Task description:
Among the entries below, copy every line that carries the word "handle".

[Data records for software interfaces]

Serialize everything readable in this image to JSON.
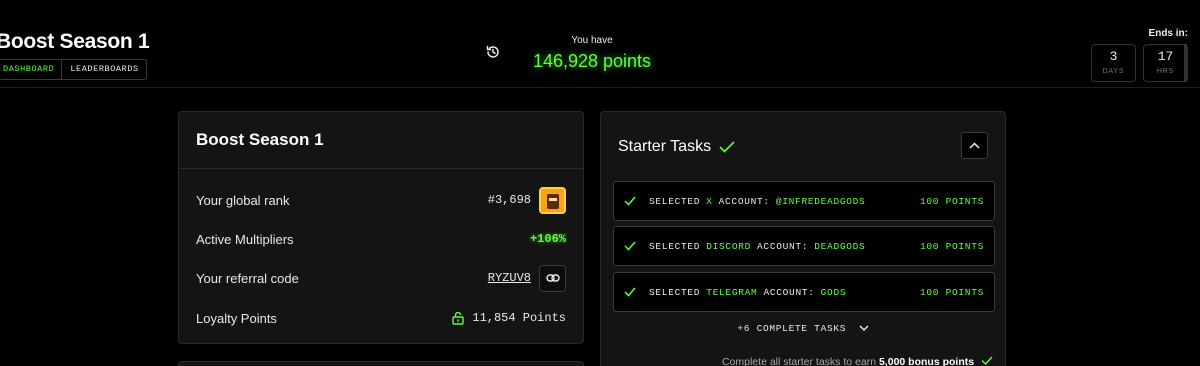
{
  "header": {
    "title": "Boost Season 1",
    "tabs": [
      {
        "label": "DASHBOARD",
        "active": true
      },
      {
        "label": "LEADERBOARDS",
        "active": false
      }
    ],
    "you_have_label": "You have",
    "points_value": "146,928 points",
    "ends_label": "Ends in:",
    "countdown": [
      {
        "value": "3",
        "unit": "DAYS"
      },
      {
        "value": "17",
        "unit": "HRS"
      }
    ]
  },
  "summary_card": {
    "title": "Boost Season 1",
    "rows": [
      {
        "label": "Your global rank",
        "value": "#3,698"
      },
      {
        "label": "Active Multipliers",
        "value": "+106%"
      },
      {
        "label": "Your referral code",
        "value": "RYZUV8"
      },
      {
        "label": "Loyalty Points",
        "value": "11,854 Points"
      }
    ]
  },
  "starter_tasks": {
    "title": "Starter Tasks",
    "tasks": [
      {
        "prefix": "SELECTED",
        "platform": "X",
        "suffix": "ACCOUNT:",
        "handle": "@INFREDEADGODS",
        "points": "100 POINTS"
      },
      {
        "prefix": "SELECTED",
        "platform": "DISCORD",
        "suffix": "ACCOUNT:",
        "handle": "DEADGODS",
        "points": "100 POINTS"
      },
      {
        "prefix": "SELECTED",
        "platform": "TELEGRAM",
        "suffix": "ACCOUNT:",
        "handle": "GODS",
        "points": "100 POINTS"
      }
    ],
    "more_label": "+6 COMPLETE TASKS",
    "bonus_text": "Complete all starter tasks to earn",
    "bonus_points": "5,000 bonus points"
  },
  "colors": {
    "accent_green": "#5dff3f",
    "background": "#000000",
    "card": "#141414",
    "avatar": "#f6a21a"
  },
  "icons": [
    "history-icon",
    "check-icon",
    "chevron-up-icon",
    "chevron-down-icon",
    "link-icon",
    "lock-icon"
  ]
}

Solution for this exercise:
        "handle": "@INFREDEADGODS",
        "handle": "DEADGODS",
        "handle": "GODS",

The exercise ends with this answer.